Generous Swedes Rethink Their Foreign Aid
STOCKHOLM — For decades, the Swedes have tried to share the fruits of their affluent, smooth-running society by maintaining a generous foreign-aid program. Sending money to poorer countries is something of a national pastime among the wealthy states of Scandinavia.
There have been some rewards. When Nelson Mandela took his first trip abroad in 1990 after his release from prison, he came to Sweden - a recognition of the support he and his compatriots long had received from Swedish organizations in the fight against apartheid.
But in recent years, Sweden's foreign-aid programs have been subject to criticisms and cutbacks. The debate here is different from the criticism of foreign aid that takes place in the United States: It isn't so much the expense that rankles - although government cutbacks since the early 1990s have been motivated by a budget crunch. It's the apparent lack of impact.
"When we look to see what has been achieved, we literally find nothing," argues Goran Lemmarker, an opposition member of parliament, about Sweden's longstanding efforts to promote development in the African country of Tanzania.
"I object very much," responds Barbro Johansson, a Church of Sweden missionary who took Tanzanian nationality in 1961 and later served as the country's ambassador to the Nordic countries. Ms. Johansson cites gains in education and the participation of women in Tanzanian society that she says were made possible through Swedish aid. Tanzanians, she says, also "saw that someone really cared."
Along with India, Mozambique, South Africa, and Vietnam, Tanzania is among the countries that have received the most Swedish aid.

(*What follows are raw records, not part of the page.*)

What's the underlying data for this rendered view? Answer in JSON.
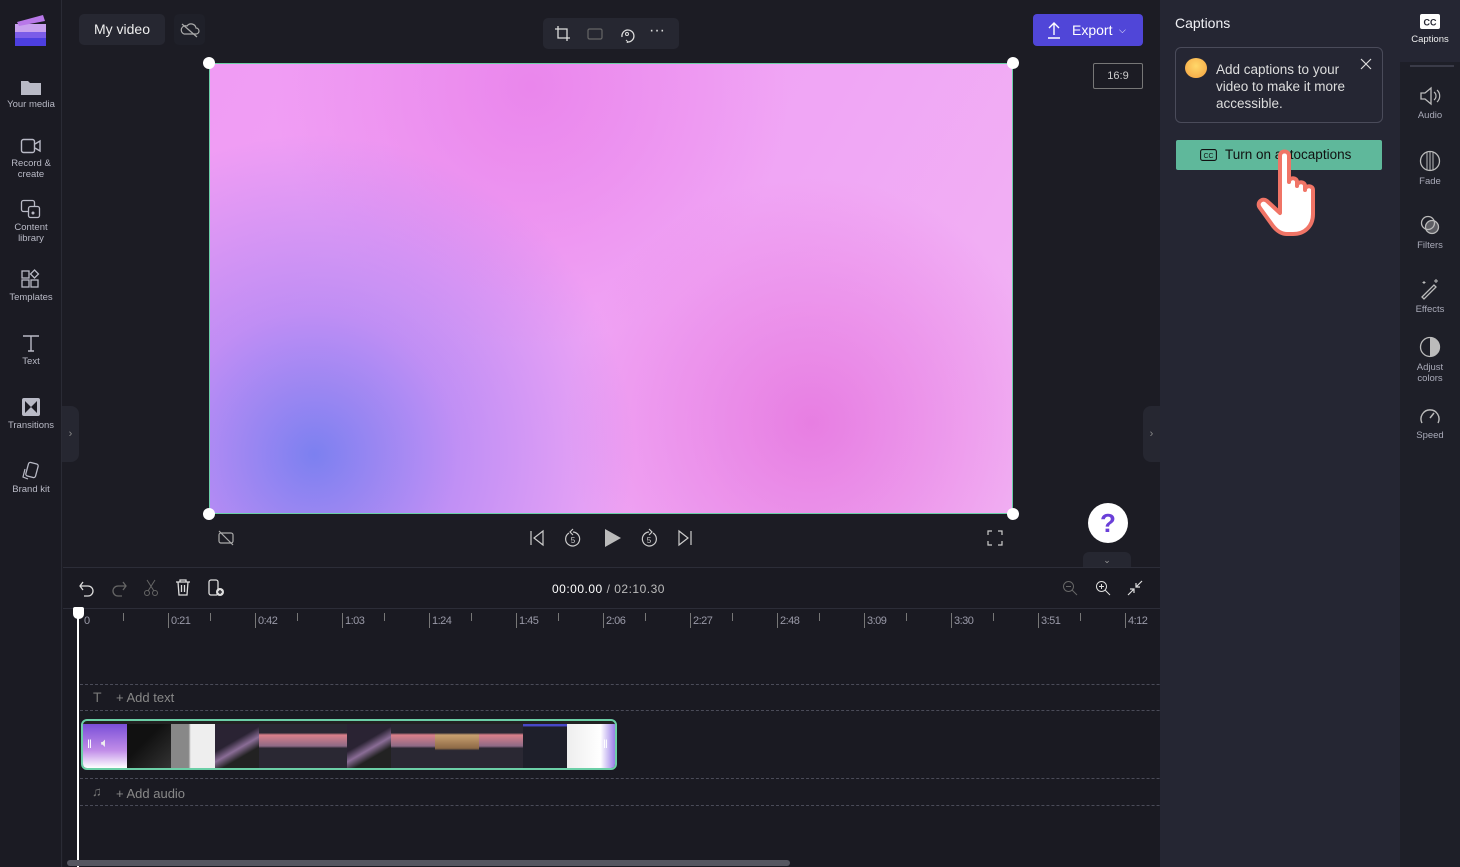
{
  "sidebar": {
    "items": [
      {
        "label": "Your media",
        "icon": "folder-icon"
      },
      {
        "label": "Record &",
        "label2": "create",
        "icon": "camera-icon"
      },
      {
        "label": "Content",
        "label2": "library",
        "icon": "content-library-icon"
      },
      {
        "label": "Templates",
        "icon": "templates-icon"
      },
      {
        "label": "Text",
        "icon": "text-icon"
      },
      {
        "label": "Transitions",
        "icon": "transitions-icon"
      },
      {
        "label": "Brand kit",
        "icon": "brand-kit-icon"
      }
    ]
  },
  "header": {
    "title": "My video",
    "export_label": "Export",
    "aspect_ratio": "16:9"
  },
  "player": {
    "current_time": "00:00.00",
    "total_time": "/ 02:10.30"
  },
  "timeline": {
    "ruler": [
      "0",
      "0:21",
      "0:42",
      "1:03",
      "1:24",
      "1:45",
      "2:06",
      "2:27",
      "2:48",
      "3:09",
      "3:30",
      "3:51",
      "4:12"
    ],
    "add_text": "+ Add text",
    "add_audio": "+ Add audio"
  },
  "captions_panel": {
    "title": "Captions",
    "tip": "Add captions to your video to make it more accessible.",
    "button": "Turn on autocaptions"
  },
  "rail": {
    "items": [
      {
        "label": "Captions"
      },
      {
        "label": "Audio"
      },
      {
        "label": "Fade"
      },
      {
        "label": "Filters"
      },
      {
        "label": "Effects"
      },
      {
        "label": "Adjust",
        "label2": "colors"
      },
      {
        "label": "Speed"
      }
    ]
  },
  "colors": {
    "accent": "#5046d8",
    "selection": "#6ccfa7",
    "caption_button": "#5fb89b"
  }
}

Nonetheless, Mr. Lemmarker's sentiments are a good illustration of the Swedish debate, in which people worry more about effect - or the lack of it - than cost. He says he would be happy to see Sweden's aid budget return to the high levels it reached in the 1980s, an amount equivalent to nearly 1 percent of Sweden's gross national product, as long as positive results were evident. Cutbacks have brought the figure down to 0.7 percent of GNP.
And Lemmarker is complimentary about the efforts of Swedish charitable groups abroad, some of whom receive major funding from the government. "That is entirely another story," he says.
Margareta Wennlund, a spokeswoman for the government's Swedish International Development Cooperation Agency (SIDA), concedes there is some truth to an image that has come to symbolize Sweden's efforts in Tanzania, that of "broken Swedish tractors in the African fields."
"We didn't adjust Swedish efforts to the Tanzanian reality," she adds. "That's a big lesson we have learned."
Under the leadership of former Prime Minister Olof Palme, a Social Democrat who was assassinated a decade ago, many Swedes worked to express "solidarity" with people in poorer countries, a brand of 1960s idealism that contributed to Sweden's present international identity.
In the aftermath of the Vietnam War, for instance, Sweden stepped in to offer aid and other assistance to the Vietnamese. That aid strained Swedish relations with the US and other countries.
The notion of solidarity also applied to Africa, the region where Sweden has directed most of its aid efforts. Many Swedes were enthusiastic about the gains that could be achieved by newly independent African nations, but this ardor has dimmed.
"Today we think it was a naive faith in what the former African colonies could accomplish," Ms. Wennlund says.
The disenchantment is related to a larger reevaluation under way in this country.
"The pride in the Swedish model is not that strong anymore," explains Bo Karlstrom, an economist who has worked for SIDA and the International Monetary Fund.
This loss of confidence is mainly due to problems in the Swedish economy that have forced the government to shrink the country's once-expansive system of social benefits. Swedish companies have also recognized that their products are increasingly uncompetitive in comparison with goods from Asia and other parts of the world.
Partly as a result of economic insecurity, Sweden joined the European Union in 1995, a step that has made Swedes feel less independent and turned them more toward Europe. In contrast to their parents, who struck out for more distant locations, more young Swedes are now studying in other European countries.
In the US, the rationale for giving money to other countries has always been linked to American foreign policy. During the cold war, in particular, American economic assistance was often used as a carrot to keep a receiving nation from drifting into the communist camp.
But Sweden's disbursement of aid money has been much more altruistic. "The main message is helping poor people in poor countries," says Jan Cedergren, director general for international development cooperation in Sweden's Ministry for Foreign Affairs. "It has a rather moral aspect to it."
Mr. Karlstrom, the economist, extols the good intentions that have motivated his country's aid program - "if it worked," he adds. He argues that it doesn't, particularly when aid flows from one government to another.
He estimates that roughly two-thirds of Sweden's 14.2 billion kroner ($2.14 billion) aid budget for 1996 will go to other governments, rather than to private or nongovernmental organizations, which are less prone to corruption and more likely to spend the money in ways that actually benefit poor people.
Like many critics of development policy, Karlstrom says that governments of rich nations should do more to let businesses in developing countries flourish, such as reducing trade barriers.
The best way to encourage economic development in poor countries is to open markets to foreign goods, he argues, not hand money to bureaucrats responsible for those economies.